Am I safe? Pondering hope & despair under the new detainee law
By Pamela K. Taylor
As I watched with incredulity as our government legalized what most of us would consider torture, strip habeas corpus rights from "enemy combatants" who could be American citizens, allow hearsay, coerced testimony, secret evidence (in which a defendant does not know the evidence, or perhaps even the charge, against him), indefinite detentions with no trial, I wavered between disbelief and despair.
I have real fears that the government may go on a spree, rounding up whoever they like, without any of us having the right to challenge that imprisonment.
Am I safe?

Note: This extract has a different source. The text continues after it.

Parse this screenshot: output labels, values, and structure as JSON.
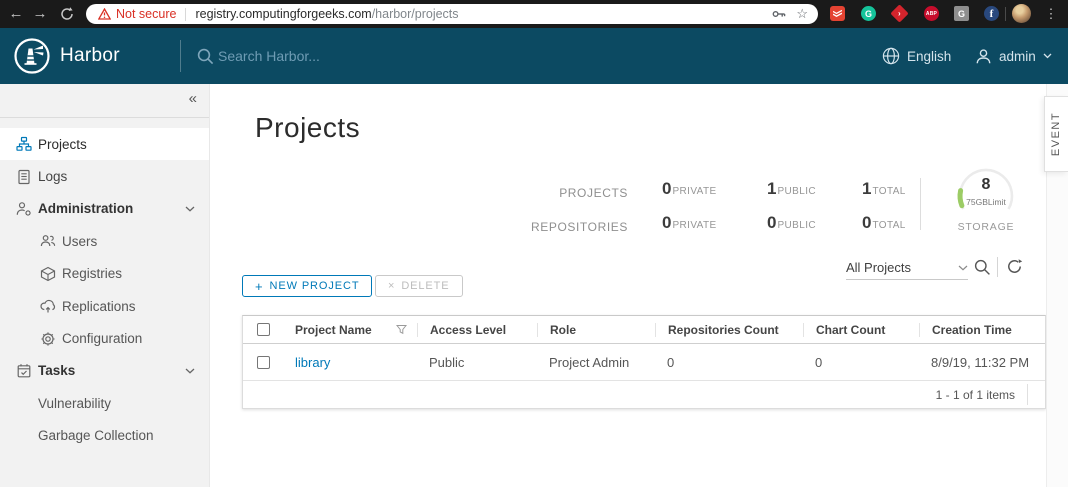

Before 9-11, my husband and I had been supporting an orphan through an organization that turned out to be siphoning the funds to terrorist groups in Afghanistan. (So says our government, but after Iraq and the elusive Weapons of Mass Destruction, I don't even know if I should believe that contention.) After we recovered from our fear of donating to Islamic charities, we picked an organization that had supposedly been cleared by Sen. Chuck Grassley, an Iowa Republican, but only months later was shut down.
Will the fact that we picked poorly twice be seen as a pattern? Proof of nefarious intentions?
Will my outspoken opposition to many of America's foreign policies be used as an excuse to claim I'm giving comfort to terrorists? Will they pick me up, along with other folks who spoke at peace demonstrations?
I have young children, what would happen to them? Would relatives step up and take care of them, or would the courts appoint guardians from the foster care system? Would I have any say over who they go to?
It is a depressing thought, indeed.
The only lantern of hope I hold out is to consider the history of the 18th Amendment, creating the prohibition against alcohol. The amendment was a mistake, and a few years later, our elected officials realized that and repealed it. With any luck, in a few years (or even better a few months) our elected officials will pass a new law repealing the Military Commisions Act. Or, perhaps, the Supreme Court will strike it down as unconstitutional.
I have great hope that we won't continue down the path of increasing executive branch authority, decreasing checks and balances, and that we won't let fear gut the rights and liberties enshrined in the Constitution.
We have taken wrong turns before -- the shameful treatment of the native population, slavery, the internment of the Japanese, the McCarthy era. Sometimes it took only a few years to realize our mistake, and sometimes it took a lot longer. Hopefuly this one will take less time, rather than more.